Dr. Leigh Senderowicz and a global team of researchers publish new paper in BMJ Global Health on person-centered reproductive care

Leigh Senderowicz, PhDCongratulations to Dr. Leigh Senderowicz, mixed methods reproductive health and demography researcher and Director of our CORE Lab group. Dr. Senderowicz has just published a new paper in BMJ Global Health, leading an international team of researchers from Dar es Salaam, Cambridge, Chapel Hill, Johannesburg, and Heidelberg. Senderowicz and her co-authors Erin Pearson, Kristy Hackett, Sarah Huber-Krum, Joel Msafiri Francis, Nzovu Ulenga, and Till Bärnighausen published their original research paper titled “‘I haven’t heard much about other methods’: quality of care and person-centredness in a programme to promote the postpartum intrauterine device in Tanzania” this week.

Programs promoting LARCs (long-acting reversible contraceptives) have proliferated throughout sub-Saharan Africa and South Asia. Senderowicz and her co-authors examine the impacts on patient-centered care in the new study. Focusing on five hospitals in Tanzania, they conducted twenty in-depth interviews with pregnant women seeking prenatal care. Through a contraceptive counseling quality framework, the team explored a PPIUD (postpartum IUD) intervention and its impact on quality of contraceptive counseling.

Senderowicz and the team found that providers emphasized the IUD over other contraceptive methods through biased counseling. Rather than neutral, evidence-based contraceptive counseling on a wide range of methods, women were told by providers that the PPIUD has no side effects, is broadly superior to other contraceptive methods, or were counseled on no other methods at all.  Due to a shortage of trained providers, contraceptive counseling for pregnant women surveyed in the study often took place in large groups, making patient-centered care a challenge. Findings indicate that LARC-centric programs such as this PPIUD intPhotograph of a person with medium tone brown skin holding a small white IUD or intrauterine device, a form of contraception.ervention, as currently implemented, may decrease access to person-centered contraceptive counseling and to accurate information about a broad range of contraceptive methods. The findings imply that pursuing method uptake is not the most beneficial approach for contraceptive users.

A shift away from emphasizing LARC methods to comprehensive, person-centered contraceptive counseling is critical to promote contraceptive autonomy, according to Senderowicz, Pearson, Hackett, Huber-Krum, Msafiri Francis, Ulenga, and Bärnighausen.
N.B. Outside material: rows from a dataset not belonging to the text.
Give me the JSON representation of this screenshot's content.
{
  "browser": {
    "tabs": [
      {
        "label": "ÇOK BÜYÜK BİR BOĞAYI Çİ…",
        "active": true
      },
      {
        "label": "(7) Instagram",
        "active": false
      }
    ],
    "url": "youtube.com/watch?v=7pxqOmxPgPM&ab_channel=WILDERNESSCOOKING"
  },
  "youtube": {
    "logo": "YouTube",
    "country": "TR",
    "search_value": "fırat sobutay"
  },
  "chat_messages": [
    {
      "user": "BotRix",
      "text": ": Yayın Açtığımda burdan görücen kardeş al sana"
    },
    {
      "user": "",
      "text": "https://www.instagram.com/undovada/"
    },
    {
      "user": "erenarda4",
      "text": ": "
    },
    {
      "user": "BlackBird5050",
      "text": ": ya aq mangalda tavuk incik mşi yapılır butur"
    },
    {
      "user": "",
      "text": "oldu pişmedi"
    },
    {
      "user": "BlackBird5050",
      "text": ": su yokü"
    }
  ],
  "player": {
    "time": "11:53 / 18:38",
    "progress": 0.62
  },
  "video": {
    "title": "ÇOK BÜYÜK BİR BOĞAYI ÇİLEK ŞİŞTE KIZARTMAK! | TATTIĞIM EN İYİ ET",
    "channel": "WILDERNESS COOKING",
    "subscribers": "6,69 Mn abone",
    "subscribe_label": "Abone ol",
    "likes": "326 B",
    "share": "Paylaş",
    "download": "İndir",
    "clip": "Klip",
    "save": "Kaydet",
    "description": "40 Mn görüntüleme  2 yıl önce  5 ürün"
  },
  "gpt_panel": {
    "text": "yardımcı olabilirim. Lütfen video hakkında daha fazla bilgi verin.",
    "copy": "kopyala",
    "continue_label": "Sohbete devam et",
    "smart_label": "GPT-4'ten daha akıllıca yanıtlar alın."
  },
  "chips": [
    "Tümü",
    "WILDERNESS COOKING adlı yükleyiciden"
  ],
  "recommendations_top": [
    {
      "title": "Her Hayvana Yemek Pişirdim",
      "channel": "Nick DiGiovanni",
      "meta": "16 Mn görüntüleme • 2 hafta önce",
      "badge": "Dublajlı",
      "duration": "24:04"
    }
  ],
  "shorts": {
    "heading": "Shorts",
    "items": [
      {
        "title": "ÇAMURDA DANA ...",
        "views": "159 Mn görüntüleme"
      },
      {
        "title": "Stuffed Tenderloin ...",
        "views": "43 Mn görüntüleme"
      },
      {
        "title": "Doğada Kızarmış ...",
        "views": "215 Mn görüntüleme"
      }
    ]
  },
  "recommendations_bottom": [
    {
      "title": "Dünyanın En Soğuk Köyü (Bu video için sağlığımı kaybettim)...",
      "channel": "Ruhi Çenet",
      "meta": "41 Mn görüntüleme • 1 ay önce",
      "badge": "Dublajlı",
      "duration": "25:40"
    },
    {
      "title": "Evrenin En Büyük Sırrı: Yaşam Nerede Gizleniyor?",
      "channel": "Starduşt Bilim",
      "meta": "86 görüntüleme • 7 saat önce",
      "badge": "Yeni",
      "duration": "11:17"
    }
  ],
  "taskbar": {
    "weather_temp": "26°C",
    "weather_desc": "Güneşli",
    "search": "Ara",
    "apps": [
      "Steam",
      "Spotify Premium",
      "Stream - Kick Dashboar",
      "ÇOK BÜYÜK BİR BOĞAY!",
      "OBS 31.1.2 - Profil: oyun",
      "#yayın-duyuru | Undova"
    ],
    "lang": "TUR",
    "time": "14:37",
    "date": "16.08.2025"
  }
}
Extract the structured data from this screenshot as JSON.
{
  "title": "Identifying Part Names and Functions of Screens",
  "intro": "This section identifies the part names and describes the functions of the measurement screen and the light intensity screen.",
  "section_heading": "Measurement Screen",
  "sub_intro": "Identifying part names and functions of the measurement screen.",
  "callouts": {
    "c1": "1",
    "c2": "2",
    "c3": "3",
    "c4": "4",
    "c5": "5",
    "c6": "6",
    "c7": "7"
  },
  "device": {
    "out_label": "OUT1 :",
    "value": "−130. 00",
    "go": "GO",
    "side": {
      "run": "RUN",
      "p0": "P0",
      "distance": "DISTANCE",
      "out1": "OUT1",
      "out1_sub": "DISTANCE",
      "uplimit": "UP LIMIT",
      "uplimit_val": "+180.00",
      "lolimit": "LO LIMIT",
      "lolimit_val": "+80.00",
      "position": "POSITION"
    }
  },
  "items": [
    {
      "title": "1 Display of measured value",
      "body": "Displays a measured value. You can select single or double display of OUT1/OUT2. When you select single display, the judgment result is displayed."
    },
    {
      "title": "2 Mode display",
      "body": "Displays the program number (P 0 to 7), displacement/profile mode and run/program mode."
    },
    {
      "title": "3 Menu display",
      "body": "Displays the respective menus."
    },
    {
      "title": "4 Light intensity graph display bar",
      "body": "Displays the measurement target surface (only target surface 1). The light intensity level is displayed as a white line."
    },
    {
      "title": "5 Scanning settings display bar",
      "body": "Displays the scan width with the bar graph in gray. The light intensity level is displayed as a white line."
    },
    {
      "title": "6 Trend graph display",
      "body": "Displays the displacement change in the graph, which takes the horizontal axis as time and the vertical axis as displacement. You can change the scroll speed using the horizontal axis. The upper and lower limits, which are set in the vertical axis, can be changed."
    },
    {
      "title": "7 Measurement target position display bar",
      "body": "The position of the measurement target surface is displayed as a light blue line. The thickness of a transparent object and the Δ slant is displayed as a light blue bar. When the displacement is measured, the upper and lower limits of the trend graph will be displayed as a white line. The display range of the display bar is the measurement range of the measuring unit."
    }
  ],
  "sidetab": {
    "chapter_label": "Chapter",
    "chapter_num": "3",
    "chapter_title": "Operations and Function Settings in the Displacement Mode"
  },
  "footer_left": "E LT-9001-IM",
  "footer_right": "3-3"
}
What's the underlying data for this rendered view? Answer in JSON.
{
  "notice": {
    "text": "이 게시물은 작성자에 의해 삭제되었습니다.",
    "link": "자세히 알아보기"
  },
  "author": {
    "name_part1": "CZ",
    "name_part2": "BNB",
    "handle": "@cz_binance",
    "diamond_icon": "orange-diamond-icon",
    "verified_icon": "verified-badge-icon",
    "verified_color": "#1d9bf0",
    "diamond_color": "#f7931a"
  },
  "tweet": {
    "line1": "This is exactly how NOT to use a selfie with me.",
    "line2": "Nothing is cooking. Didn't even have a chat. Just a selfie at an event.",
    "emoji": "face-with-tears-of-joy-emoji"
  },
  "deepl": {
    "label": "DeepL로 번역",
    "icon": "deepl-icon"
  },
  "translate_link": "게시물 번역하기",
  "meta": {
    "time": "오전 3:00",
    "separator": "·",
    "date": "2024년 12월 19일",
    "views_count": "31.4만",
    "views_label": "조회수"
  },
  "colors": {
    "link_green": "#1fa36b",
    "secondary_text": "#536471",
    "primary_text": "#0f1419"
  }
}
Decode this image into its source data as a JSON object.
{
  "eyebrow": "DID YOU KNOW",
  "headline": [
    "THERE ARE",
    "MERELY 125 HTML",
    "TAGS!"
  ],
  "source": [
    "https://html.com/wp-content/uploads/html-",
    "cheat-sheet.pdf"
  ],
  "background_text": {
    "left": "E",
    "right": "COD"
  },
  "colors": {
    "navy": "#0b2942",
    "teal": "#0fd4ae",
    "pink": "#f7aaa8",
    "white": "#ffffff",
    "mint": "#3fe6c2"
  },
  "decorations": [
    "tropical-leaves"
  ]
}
We encourage you to read the full article, which is open access, at this link: https://gh.bmj.com/content/6/6/e005775